• Your assignment:
I would like every line of the records below that contains the word "Artikelzuordnung" copied.

++++ Input material

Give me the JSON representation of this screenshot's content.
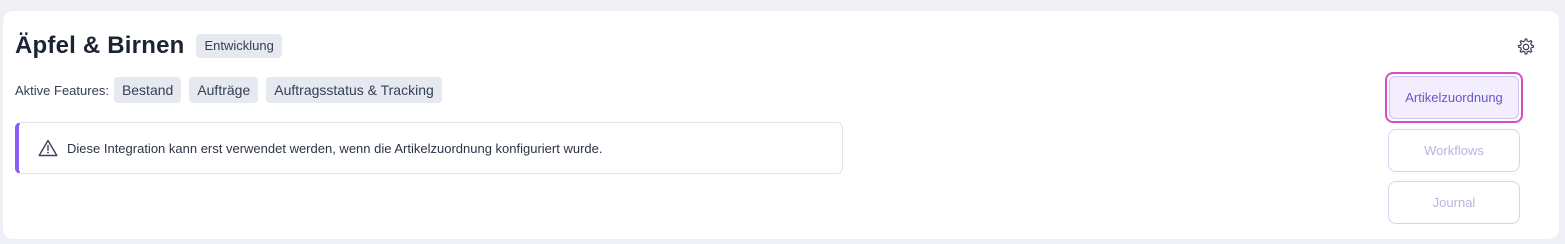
{
  "integration": {
    "title": "Äpfel & Birnen",
    "environment_badge": "Entwicklung",
    "features_label": "Aktive Features:",
    "features": [
      "Bestand",
      "Aufträge",
      "Auftragsstatus & Tracking"
    ]
  },
  "alert": {
    "icon": "warning-triangle-icon",
    "text": "Diese Integration kann erst verwendet werden, wenn die Artikelzuordnung konfiguriert wurde.",
    "accent_color": "#8b5cf6"
  },
  "actions": {
    "settings_icon": "gear-icon",
    "article_mapping_label": "Artikelzuordnung",
    "workflows_label": "Workflows",
    "journal_label": "Journal"
  }
}
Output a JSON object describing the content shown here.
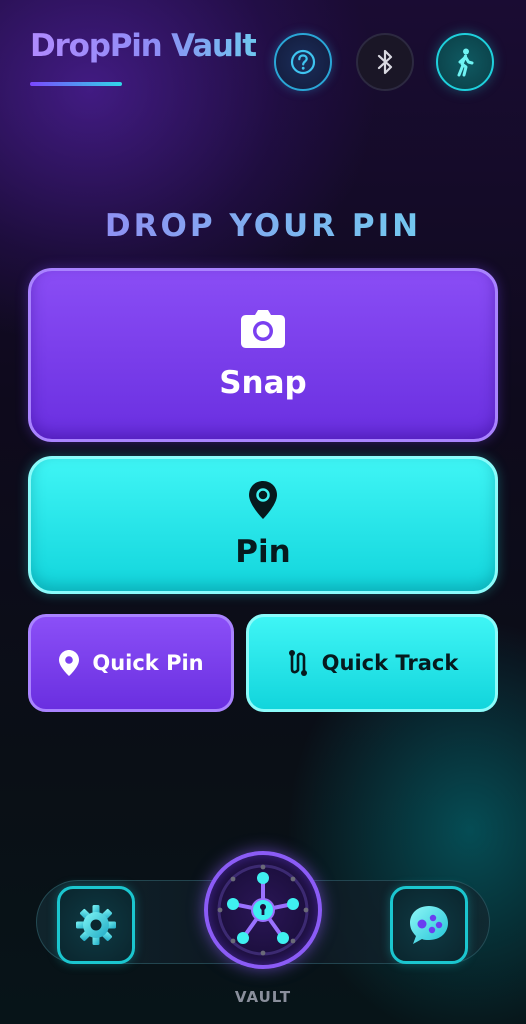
{
  "header": {
    "title": "DropPin Vault",
    "help_icon": "question-circle-icon",
    "bluetooth_icon": "bluetooth-icon",
    "walk_icon": "walking-person-icon"
  },
  "section_title": "DROP YOUR PIN",
  "actions": {
    "snap": {
      "label": "Snap",
      "icon": "camera-icon"
    },
    "pin": {
      "label": "Pin",
      "icon": "map-pin-icon"
    },
    "quick_pin": {
      "label": "Quick Pin",
      "icon": "location-pin-icon"
    },
    "quick_track": {
      "label": "Quick Track",
      "icon": "route-icon"
    }
  },
  "bottom_nav": {
    "settings_icon": "gear-icon",
    "vault_label": "VAULT",
    "vault_icon": "vault-wheel-icon",
    "games_icon": "gamepad-bubble-icon"
  },
  "colors": {
    "purple": "#7b3ff0",
    "cyan": "#22e0e6",
    "background": "#0e0a1c"
  }
}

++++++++

• Output for this exercise:
    "text": "Diese Integration kann erst verwendet werden, wenn die Artikelzuordnung konfiguriert wurde.",
    "article_mapping_label": "Artikelzuordnung",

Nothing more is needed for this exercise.